These slides were presented during our Tiger Team meeting in April for a tutorial on Health Impact Assessment (HIA) methods applied in different contexts. This method can be applied in the global scale (e.g. for the Global Burden of Disease), national scale (e.g. by the EPA to estimate PM2.5 burden of disease in the U.S.A), and at the local scale like we are doing for this study.

We are computing cases of health outcomes associated with PM2.5 exposure in each of the four geographic focus areas at the 1km level using the environmental Benefits Mapping and Analysis Program – Community Edition (BenMAP-CE). BenMAP-CE was developed and is maintained by the U.S. Environmental Protection Agency and is routinely used to estimate air pollution-related health risks and benefits of EPA air quality regulations. It has also been used to estimate the health impacts of air pollution at local scales. BenMAP-CE allows users to quantify cases of premature death and non-fatal health outcomes associated with air pollution by combining spatially-explicit exposure information input by the user with fine-scale data on population and baseline disease incidence rates, along with epidemiologically-derived exposure-response functions.
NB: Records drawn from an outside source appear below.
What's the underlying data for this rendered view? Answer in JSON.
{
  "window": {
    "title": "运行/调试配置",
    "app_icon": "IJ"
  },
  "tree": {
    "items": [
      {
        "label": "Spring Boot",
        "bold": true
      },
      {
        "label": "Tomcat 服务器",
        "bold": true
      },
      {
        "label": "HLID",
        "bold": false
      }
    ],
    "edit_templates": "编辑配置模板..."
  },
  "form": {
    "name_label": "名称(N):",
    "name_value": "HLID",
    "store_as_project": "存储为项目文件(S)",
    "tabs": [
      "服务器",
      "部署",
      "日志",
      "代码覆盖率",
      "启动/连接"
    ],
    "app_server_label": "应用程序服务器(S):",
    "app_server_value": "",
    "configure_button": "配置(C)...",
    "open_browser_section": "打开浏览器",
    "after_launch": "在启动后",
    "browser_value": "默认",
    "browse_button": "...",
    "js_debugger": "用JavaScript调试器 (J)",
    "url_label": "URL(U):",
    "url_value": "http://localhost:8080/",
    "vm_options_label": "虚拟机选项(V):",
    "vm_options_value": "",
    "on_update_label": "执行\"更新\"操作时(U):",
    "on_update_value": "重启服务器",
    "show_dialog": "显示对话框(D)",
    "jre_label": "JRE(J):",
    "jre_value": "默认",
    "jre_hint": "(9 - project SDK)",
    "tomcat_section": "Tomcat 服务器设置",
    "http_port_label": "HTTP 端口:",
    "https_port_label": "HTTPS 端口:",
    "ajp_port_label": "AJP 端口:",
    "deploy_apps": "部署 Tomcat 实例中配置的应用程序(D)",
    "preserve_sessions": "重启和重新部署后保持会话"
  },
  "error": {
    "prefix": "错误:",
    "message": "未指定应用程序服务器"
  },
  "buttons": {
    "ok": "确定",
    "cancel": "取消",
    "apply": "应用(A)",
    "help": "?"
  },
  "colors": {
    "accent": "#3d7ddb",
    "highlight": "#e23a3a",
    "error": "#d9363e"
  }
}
The results of this high-resolution health impact assessment will show the importance of the spatial resolution of the input exposure information in terms of the overall magnitude of health impacts among the total population, as well as the distribution of health impacts across key population subcategories. These results may inform how future analyses might be designed to illuminate environmental justice issues, and how mitigation approaches might be designed to minimize air pollution health risks across all population subgroups. Future work following this Tiger Team Project can investigate the importance of addressing movement of people between gridcells in the geographic domain (e.g. traveling from home to work and back), which could influence their estimated PM2.5 exposure levels and resulting health risks.